That’s everything, Stephen. That’s everything to me is that we’re not just meat puppets. I remember I shot some commercials and that can be quite dehumanizing when you make people feel that way, so I don’t have the desire to do that. They have so much to give. Everyone has so much to give. If I’m not in a position to help other people give more, then what am I doing? I’ll go be a writer. There’s enough of that.
What were the rap battles like?
It was fun. We didn’t know what Riz was going to say and how he was going to play it. He didn’t even know what words I had written – I had written that rap against him, and there was a few more hurtful lines that we got good reactions out of Riz, but he’s able to take it. [laughs] And it was tough because it’s also about the extras in the room and making sure that they all are also into it and that they can also add to the experience, [which] I think was tough for some, because it was also one of the first [scenes]. We filmed the hallucinations earlier on and the challenge was amazing because we always knew that we wanted the hallucinations to almost feel more real and less dreamy, and for the world to feel very stationary and stuck. We were finding the language as we were going through it.
Which is so surprising to hear because I imagine the idea of all the different things that collide in the editing, where you see everything that is contributing to Zed’s experience, had to be designed beforehand to hit just right. Did you have a strong idea of what that would look like ahead of time?

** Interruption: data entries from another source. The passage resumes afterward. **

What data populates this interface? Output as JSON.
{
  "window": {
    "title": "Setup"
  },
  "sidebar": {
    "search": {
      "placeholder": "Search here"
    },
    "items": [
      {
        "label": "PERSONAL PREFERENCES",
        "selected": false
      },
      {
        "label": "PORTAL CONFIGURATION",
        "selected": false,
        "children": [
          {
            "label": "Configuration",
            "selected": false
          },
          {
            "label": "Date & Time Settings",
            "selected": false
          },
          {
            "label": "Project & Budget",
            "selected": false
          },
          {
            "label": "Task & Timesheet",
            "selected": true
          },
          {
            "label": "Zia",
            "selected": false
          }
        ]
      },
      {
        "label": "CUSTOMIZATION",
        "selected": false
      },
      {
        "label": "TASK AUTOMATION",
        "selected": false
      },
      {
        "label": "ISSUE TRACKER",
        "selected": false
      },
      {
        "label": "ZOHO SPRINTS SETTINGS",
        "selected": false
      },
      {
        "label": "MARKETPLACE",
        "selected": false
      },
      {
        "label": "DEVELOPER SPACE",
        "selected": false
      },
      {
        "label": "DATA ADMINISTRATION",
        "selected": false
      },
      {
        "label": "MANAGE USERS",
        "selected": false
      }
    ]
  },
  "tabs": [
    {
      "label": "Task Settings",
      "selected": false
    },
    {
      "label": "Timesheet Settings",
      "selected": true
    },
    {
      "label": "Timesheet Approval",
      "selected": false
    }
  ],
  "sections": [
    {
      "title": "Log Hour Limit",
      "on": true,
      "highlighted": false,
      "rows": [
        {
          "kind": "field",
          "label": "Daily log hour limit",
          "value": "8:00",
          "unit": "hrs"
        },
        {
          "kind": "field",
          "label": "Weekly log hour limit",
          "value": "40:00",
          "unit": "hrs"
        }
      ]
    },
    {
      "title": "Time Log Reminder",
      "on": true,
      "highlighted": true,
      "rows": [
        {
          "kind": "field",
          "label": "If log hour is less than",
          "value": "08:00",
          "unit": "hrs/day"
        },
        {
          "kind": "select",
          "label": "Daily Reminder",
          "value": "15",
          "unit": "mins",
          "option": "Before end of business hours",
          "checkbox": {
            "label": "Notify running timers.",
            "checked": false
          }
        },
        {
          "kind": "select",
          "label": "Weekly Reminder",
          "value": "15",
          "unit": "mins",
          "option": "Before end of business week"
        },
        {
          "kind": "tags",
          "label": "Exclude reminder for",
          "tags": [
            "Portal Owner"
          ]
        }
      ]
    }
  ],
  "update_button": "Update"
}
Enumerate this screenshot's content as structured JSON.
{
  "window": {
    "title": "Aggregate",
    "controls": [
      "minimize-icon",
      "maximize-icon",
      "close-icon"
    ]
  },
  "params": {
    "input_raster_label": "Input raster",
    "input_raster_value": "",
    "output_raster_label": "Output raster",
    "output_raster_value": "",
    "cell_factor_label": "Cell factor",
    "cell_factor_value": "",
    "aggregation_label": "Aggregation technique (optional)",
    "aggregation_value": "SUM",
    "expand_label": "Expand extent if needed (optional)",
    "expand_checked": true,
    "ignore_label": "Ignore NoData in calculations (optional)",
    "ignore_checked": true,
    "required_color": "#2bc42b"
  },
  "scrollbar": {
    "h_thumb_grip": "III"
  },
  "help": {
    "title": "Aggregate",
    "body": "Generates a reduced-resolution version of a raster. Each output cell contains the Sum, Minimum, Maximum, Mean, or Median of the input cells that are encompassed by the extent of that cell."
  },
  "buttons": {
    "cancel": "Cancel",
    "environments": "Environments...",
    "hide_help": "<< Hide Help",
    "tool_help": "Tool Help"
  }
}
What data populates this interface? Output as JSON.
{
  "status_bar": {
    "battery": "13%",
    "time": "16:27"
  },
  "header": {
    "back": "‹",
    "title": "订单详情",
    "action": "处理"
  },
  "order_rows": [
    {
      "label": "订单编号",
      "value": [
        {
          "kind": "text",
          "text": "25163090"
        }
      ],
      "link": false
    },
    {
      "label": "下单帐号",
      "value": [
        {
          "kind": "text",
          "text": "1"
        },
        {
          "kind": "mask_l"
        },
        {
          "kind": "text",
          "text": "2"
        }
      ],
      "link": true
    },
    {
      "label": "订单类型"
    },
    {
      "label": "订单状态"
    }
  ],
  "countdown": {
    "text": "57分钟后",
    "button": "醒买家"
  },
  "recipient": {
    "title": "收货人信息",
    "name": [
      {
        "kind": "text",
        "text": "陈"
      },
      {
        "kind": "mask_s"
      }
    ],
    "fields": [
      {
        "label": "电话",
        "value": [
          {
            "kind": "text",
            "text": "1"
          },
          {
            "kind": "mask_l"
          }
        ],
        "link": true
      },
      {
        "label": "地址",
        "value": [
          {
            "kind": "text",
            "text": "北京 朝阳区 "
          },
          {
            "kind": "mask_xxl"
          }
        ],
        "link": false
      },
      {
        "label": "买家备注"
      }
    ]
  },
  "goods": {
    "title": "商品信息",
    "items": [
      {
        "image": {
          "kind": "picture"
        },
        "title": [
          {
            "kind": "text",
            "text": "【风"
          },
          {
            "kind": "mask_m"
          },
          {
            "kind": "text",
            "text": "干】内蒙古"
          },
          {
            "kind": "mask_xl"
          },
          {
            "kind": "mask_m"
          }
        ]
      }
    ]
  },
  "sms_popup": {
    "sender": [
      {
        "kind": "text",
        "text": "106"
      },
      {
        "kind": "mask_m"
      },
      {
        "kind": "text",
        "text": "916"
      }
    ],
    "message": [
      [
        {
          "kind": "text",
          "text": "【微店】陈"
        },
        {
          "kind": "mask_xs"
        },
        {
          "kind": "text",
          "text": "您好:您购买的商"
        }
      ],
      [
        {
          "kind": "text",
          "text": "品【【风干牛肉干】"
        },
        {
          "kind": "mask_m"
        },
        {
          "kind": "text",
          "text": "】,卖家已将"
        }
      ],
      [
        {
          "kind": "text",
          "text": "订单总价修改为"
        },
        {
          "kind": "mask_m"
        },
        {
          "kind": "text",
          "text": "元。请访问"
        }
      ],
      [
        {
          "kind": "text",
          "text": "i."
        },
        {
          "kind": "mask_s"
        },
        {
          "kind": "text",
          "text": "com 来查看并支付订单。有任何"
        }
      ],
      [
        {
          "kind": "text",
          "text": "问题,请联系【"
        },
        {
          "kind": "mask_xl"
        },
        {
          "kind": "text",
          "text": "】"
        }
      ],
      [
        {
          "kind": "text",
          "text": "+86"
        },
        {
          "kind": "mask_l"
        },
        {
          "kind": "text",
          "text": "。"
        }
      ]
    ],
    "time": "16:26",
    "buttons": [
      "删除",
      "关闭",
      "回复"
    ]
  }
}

I always knew that was something that we were going to do, but it was a question of how and when. Adam Biskupski, the editor, is the genius that found connections and through-lines and I had a strong desire to bring in somebody that has worked with trauma in the sound design — Paul Davies did “You were Never Really Here” and he’s so specific with what sounds he pulled, he was a dream to work with. And Paul Corley, our composer, was so ego-less in such a phenomenal way, he was just like, “Here are the stems [for the music], what do you want to do with it? Run with it.” That allowed us to just keep pushing in such an exciting way. We’d like a sound and we’d use it somewhere else and he’d be like, “Cool. Yeah, I can do more of that.” We did that til the last minute. Then Paul Davies would pull other things. It’s hard to really know where the sound design and the music begin and end because they all just come into it, and those three [together] were so instrumental in the process of building this deeply subjective reality.